### What you have to do
Could you give back the whole listing exactly as written?

### Data records
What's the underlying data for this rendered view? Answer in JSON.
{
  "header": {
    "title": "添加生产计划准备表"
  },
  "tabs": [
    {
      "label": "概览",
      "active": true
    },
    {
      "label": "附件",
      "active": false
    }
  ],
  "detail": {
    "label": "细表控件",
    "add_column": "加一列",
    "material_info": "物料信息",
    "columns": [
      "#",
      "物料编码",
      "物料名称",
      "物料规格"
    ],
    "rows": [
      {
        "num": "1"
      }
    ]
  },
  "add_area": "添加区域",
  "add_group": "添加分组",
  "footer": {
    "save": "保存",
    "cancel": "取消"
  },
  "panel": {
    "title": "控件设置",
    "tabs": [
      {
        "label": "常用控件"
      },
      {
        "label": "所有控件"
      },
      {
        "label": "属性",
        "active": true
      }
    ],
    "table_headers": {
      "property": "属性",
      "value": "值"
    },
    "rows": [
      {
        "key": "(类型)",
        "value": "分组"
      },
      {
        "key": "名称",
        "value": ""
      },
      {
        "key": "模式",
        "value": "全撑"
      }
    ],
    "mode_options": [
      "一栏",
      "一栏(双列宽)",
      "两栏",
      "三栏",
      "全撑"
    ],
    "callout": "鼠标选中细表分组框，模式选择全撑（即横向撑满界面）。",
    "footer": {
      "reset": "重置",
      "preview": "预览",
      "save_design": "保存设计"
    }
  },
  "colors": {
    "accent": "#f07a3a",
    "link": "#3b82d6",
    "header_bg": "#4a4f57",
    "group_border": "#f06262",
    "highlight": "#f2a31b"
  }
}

### Answer to the problem
What's the underlying data for this rendered view? Answer in JSON.
{
  "header": {
    "title": "添加生产计划准备表"
  },
  "tabs": [
    {
      "label": "概览",
      "active": true
    },
    {
      "label": "附件",
      "active": false
    }
  ],
  "detail": {
    "label": "细表控件",
    "add_column": "加一列",
    "material_info": "物料信息",
    "columns": [
      "#",
      "物料编码",
      "物料名称",
      "物料规格"
    ],
    "rows": [
      {
        "num": "1"
      }
    ]
  },
  "add_area": "添加区域",
  "add_group": "添加分组",
  "footer": {
    "save": "保存",
    "cancel": "取消"
  },
  "panel": {
    "title": "控件设置",
    "tabs": [
      {
        "label": "常用控件"
      },
      {
        "label": "所有控件"
      },
      {
        "label": "属性",
        "active": true
      }
    ],
    "table_headers": {
      "property": "属性",
      "value": "值"
    },
    "rows": [
      {
        "key": "(类型)",
        "value": "分组"
      },
      {
        "key": "名称",
        "value": ""
      },
      {
        "key": "模式",
        "value": "全撑"
      }
    ],
    "mode_options": [
      "一栏",
      "一栏(双列宽)",
      "两栏",
      "三栏",
      "全撑"
    ],
    "callout": "鼠标选中细表分组框，模式选择全撑（即横向撑满界面）。",
    "footer": {
      "reset": "重置",
      "preview": "预览",
      "save_design": "保存设计"
    }
  },
  "colors": {
    "accent": "#f07a3a",
    "link": "#3b82d6",
    "header_bg": "#4a4f57",
    "group_border": "#f06262",
    "highlight": "#f2a31b"
  }
}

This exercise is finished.